EXERCISE BRIEF
Write out all of the records precisely. Skip anything that is a picture.

DATA RECORDS
________________________________________
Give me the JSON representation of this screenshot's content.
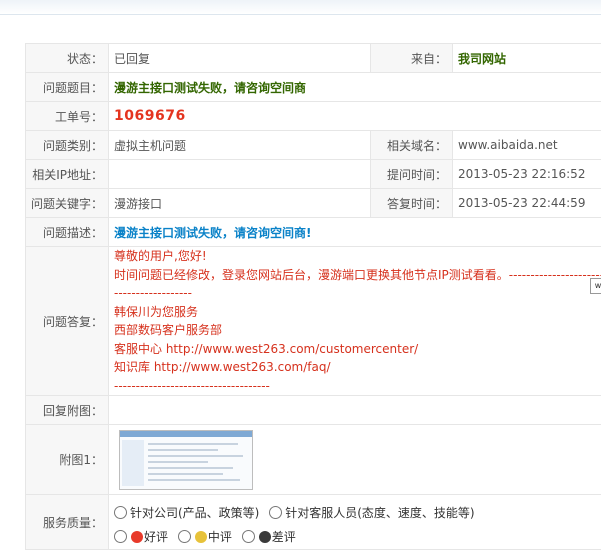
{
  "ticket": {
    "status_label": "状态：",
    "status_value": "已回复",
    "from_label": "来自：",
    "from_value": "我司网站",
    "title_label": "问题题目：",
    "title_value": "漫游主接口测试失败，请咨询空间商",
    "id_label": "工单号：",
    "id_value": "1069676",
    "category_label": "问题类别：",
    "category_value": "虚拟主机问题",
    "domain_label": "相关域名：",
    "domain_value": "www.aibaida.net",
    "ip_label": "相关IP地址：",
    "ip_value": "",
    "asked_label": "提问时间：",
    "asked_value": "2013-05-23 22:16:52",
    "keyword_label": "问题关键字：",
    "keyword_value": "漫游接口",
    "answered_label": "答复时间：",
    "answered_value": "2013-05-23 22:44:59",
    "desc_label": "问题描述：",
    "desc_value": "漫游主接口测试失败，请咨询空间商!",
    "answer_label": "问题答复：",
    "answer_lines": [
      "尊敬的用户,您好!",
      "时间问题已经修改，登录您网站后台，漫游端口更换其他节点IP测试看看。-------------------------------",
      "------------------",
      "韩保川为您服务",
      "西部数码客户服务部",
      "客服中心 http://www.west263.com/customercenter/",
      "知识库    http://www.west263.com/faq/",
      "------------------------------------"
    ],
    "reply_image_label": "回复附图：",
    "attach_label": "附图1：",
    "quality_label": "服务质量：",
    "quality_options": [
      "针对公司(产品、政策等)",
      "针对客服人员(态度、速度、技能等)"
    ],
    "rating_options": [
      "好评",
      "中评",
      "差评"
    ],
    "tip_text": "w"
  }
}
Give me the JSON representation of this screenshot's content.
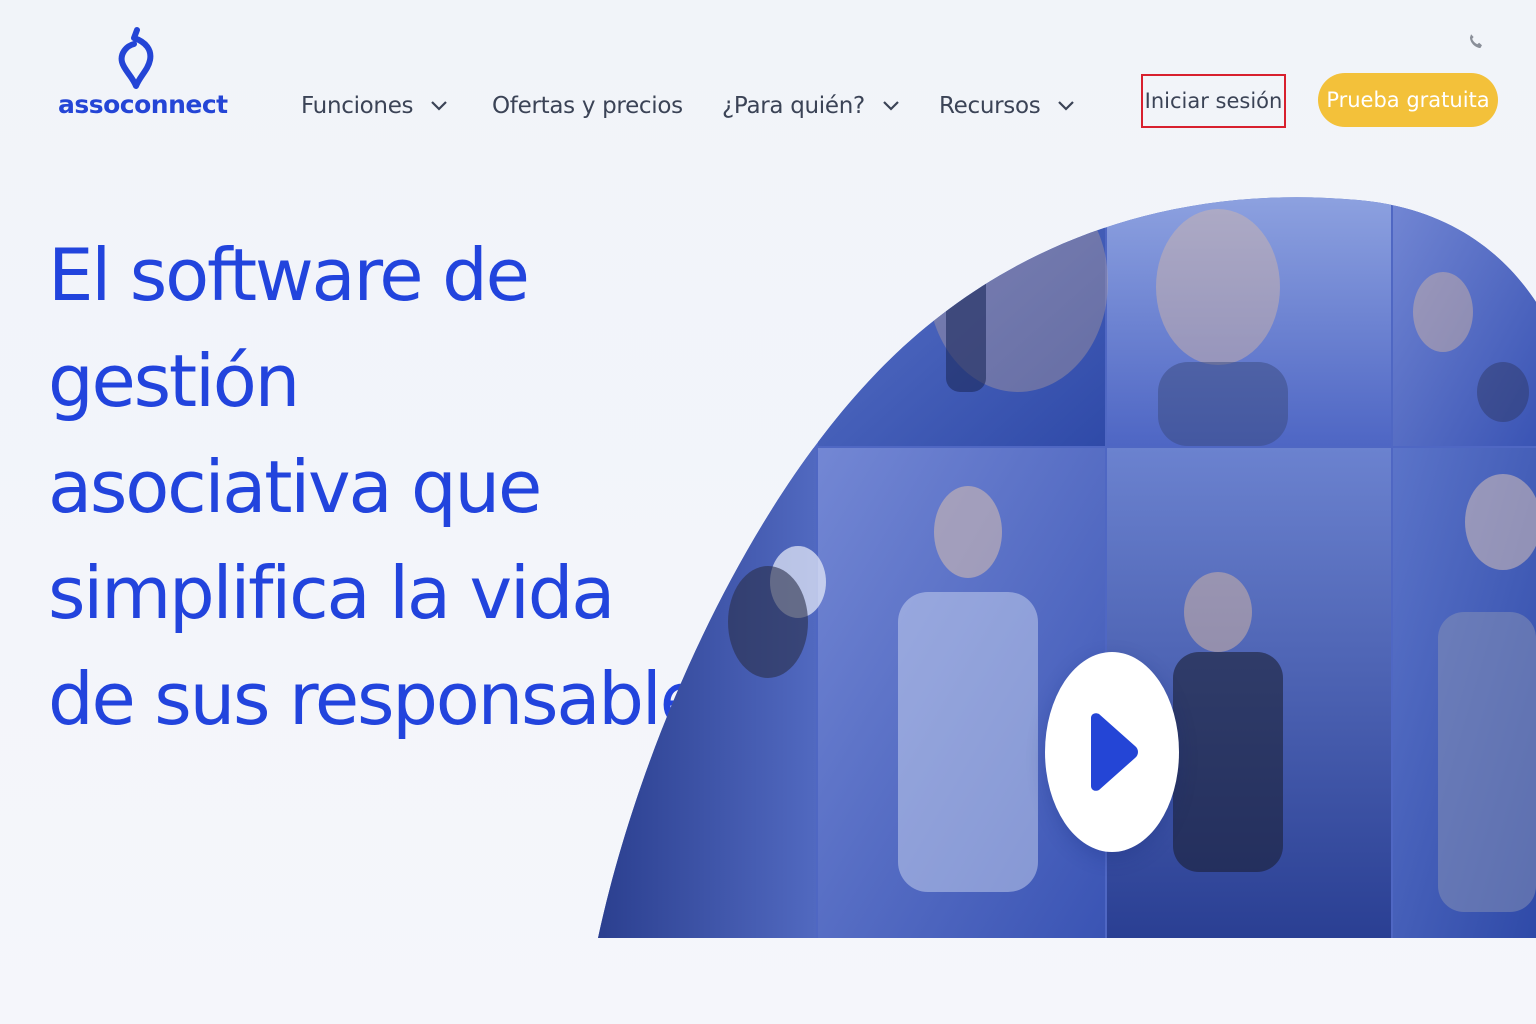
{
  "brand": {
    "name": "assoconnect",
    "primary_color": "#2445d6",
    "accent_color": "#f3c13a"
  },
  "nav": {
    "items": [
      {
        "label": "Funciones",
        "has_dropdown": true
      },
      {
        "label": "Ofertas y precios",
        "has_dropdown": false
      },
      {
        "label": "¿Para quién?",
        "has_dropdown": true
      },
      {
        "label": "Recursos",
        "has_dropdown": true
      }
    ]
  },
  "header": {
    "phone_icon": "phone-icon",
    "login_label": "Iniciar sesión",
    "trial_label": "Prueba gratuita"
  },
  "hero": {
    "title_lines": [
      "El software de",
      "gestión",
      "asociativa que",
      "simplifica la vida",
      "de sus responsables"
    ],
    "media_icon": "play-icon"
  }
}
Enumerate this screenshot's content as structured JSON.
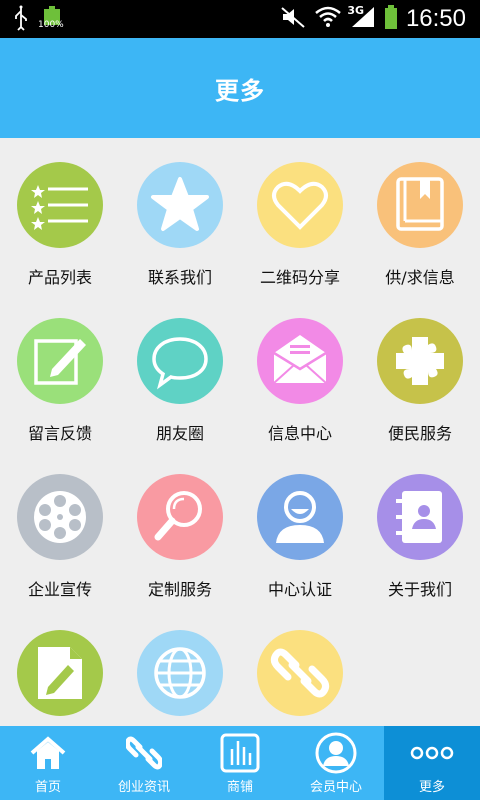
{
  "status_bar": {
    "battery_percent": "100%",
    "network": "3G",
    "time": "16:50"
  },
  "header": {
    "title": "更多"
  },
  "grid_items": [
    {
      "label": "产品列表",
      "icon": "list-icon",
      "color": "#a4c94a"
    },
    {
      "label": "联系我们",
      "icon": "star-icon",
      "color": "#9fd8f6"
    },
    {
      "label": "二维码分享",
      "icon": "heart-icon",
      "color": "#fbe07f"
    },
    {
      "label": "供/求信息",
      "icon": "book-icon",
      "color": "#f9c17a"
    },
    {
      "label": "留言反馈",
      "icon": "edit-icon",
      "color": "#9ae07a"
    },
    {
      "label": "朋友圈",
      "icon": "chat-bubble-icon",
      "color": "#5fd2c5"
    },
    {
      "label": "信息中心",
      "icon": "envelope-icon",
      "color": "#f28ae6"
    },
    {
      "label": "便民服务",
      "icon": "puzzle-icon",
      "color": "#c6c24a"
    },
    {
      "label": "企业宣传",
      "icon": "film-reel-icon",
      "color": "#b8bfc8"
    },
    {
      "label": "定制服务",
      "icon": "magnifier-icon",
      "color": "#f99aa2"
    },
    {
      "label": "中心认证",
      "icon": "user-icon",
      "color": "#7aa7e6"
    },
    {
      "label": "关于我们",
      "icon": "contact-book-icon",
      "color": "#a68fe8"
    },
    {
      "label": "",
      "icon": "document-edit-icon",
      "color": "#a4c94a"
    },
    {
      "label": "",
      "icon": "globe-icon",
      "color": "#9fd8f6"
    },
    {
      "label": "",
      "icon": "link-icon",
      "color": "#fbe07f"
    }
  ],
  "tab_bar": {
    "tabs": [
      {
        "label": "首页",
        "icon": "home-icon",
        "active": false
      },
      {
        "label": "创业资讯",
        "icon": "link-icon",
        "active": false
      },
      {
        "label": "商铺",
        "icon": "chart-icon",
        "active": false
      },
      {
        "label": "会员中心",
        "icon": "user-icon",
        "active": false
      },
      {
        "label": "更多",
        "icon": "more-dots-icon",
        "active": true
      }
    ]
  }
}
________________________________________
RESULT OF THE EXERCISE
Give me the JSON representation of this screenshot's content.
{
  "ticket": {
    "status_label": "状态：",
    "status_value": "已回复",
    "from_label": "来自：",
    "from_value": "我司网站",
    "title_label": "问题题目：",
    "title_value": "漫游主接口测试失败，请咨询空间商",
    "id_label": "工单号：",
    "id_value": "1069676",
    "category_label": "问题类别：",
    "category_value": "虚拟主机问题",
    "domain_label": "相关域名：",
    "domain_value": "www.aibaida.net",
    "ip_label": "相关IP地址：",
    "ip_value": "",
    "asked_label": "提问时间：",
    "asked_value": "2013-05-23 22:16:52",
    "keyword_label": "问题关键字：",
    "keyword_value": "漫游接口",
    "answered_label": "答复时间：",
    "answered_value": "2013-05-23 22:44:59",
    "desc_label": "问题描述：",
    "desc_value": "漫游主接口测试失败，请咨询空间商!",
    "answer_label": "问题答复：",
    "answer_lines": [
      "尊敬的用户,您好!",
      "时间问题已经修改，登录您网站后台，漫游端口更换其他节点IP测试看看。-------------------------------",
      "------------------",
      "韩保川为您服务",
      "西部数码客户服务部",
      "客服中心 http://www.west263.com/customercenter/",
      "知识库    http://www.west263.com/faq/",
      "------------------------------------"
    ],
    "reply_image_label": "回复附图：",
    "attach_label": "附图1：",
    "quality_label": "服务质量：",
    "quality_options": [
      "针对公司(产品、政策等)",
      "针对客服人员(态度、速度、技能等)"
    ],
    "rating_options": [
      "好评",
      "中评",
      "差评"
    ],
    "tip_text": "w"
  }
}
Give me the JSON representation of this screenshot's content.
{
  "brand": {
    "name": "assoconnect",
    "primary_color": "#2445d6",
    "accent_color": "#f3c13a"
  },
  "nav": {
    "items": [
      {
        "label": "Funciones",
        "has_dropdown": true
      },
      {
        "label": "Ofertas y precios",
        "has_dropdown": false
      },
      {
        "label": "¿Para quién?",
        "has_dropdown": true
      },
      {
        "label": "Recursos",
        "has_dropdown": true
      }
    ]
  },
  "header": {
    "phone_icon": "phone-icon",
    "login_label": "Iniciar sesión",
    "trial_label": "Prueba gratuita"
  },
  "hero": {
    "title_lines": [
      "El software de",
      "gestión",
      "asociativa que",
      "simplifica la vida",
      "de sus responsables"
    ],
    "media_icon": "play-icon"
  }
}
Enumerate this screenshot's content as structured JSON.
{
  "status_bar": {
    "battery_percent": "100%",
    "network": "3G",
    "time": "16:50"
  },
  "header": {
    "title": "更多"
  },
  "grid_items": [
    {
      "label": "产品列表",
      "icon": "list-icon",
      "color": "#a4c94a"
    },
    {
      "label": "联系我们",
      "icon": "star-icon",
      "color": "#9fd8f6"
    },
    {
      "label": "二维码分享",
      "icon": "heart-icon",
      "color": "#fbe07f"
    },
    {
      "label": "供/求信息",
      "icon": "book-icon",
      "color": "#f9c17a"
    },
    {
      "label": "留言反馈",
      "icon": "edit-icon",
      "color": "#9ae07a"
    },
    {
      "label": "朋友圈",
      "icon": "chat-bubble-icon",
      "color": "#5fd2c5"
    },
    {
      "label": "信息中心",
      "icon": "envelope-icon",
      "color": "#f28ae6"
    },
    {
      "label": "便民服务",
      "icon": "puzzle-icon",
      "color": "#c6c24a"
    },
    {
      "label": "企业宣传",
      "icon": "film-reel-icon",
      "color": "#b8bfc8"
    },
    {
      "label": "定制服务",
      "icon": "magnifier-icon",
      "color": "#f99aa2"
    },
    {
      "label": "中心认证",
      "icon": "user-icon",
      "color": "#7aa7e6"
    },
    {
      "label": "关于我们",
      "icon": "contact-book-icon",
      "color": "#a68fe8"
    },
    {
      "label": "",
      "icon": "document-edit-icon",
      "color": "#a4c94a"
    },
    {
      "label": "",
      "icon": "globe-icon",
      "color": "#9fd8f6"
    },
    {
      "label": "",
      "icon": "link-icon",
      "color": "#fbe07f"
    }
  ],
  "tab_bar": {
    "tabs": [
      {
        "label": "首页",
        "icon": "home-icon",
        "active": false
      },
      {
        "label": "创业资讯",
        "icon": "link-icon",
        "active": false
      },
      {
        "label": "商铺",
        "icon": "chart-icon",
        "active": false
      },
      {
        "label": "会员中心",
        "icon": "user-icon",
        "active": false
      },
      {
        "label": "更多",
        "icon": "more-dots-icon",
        "active": true
      }
    ]
  }
}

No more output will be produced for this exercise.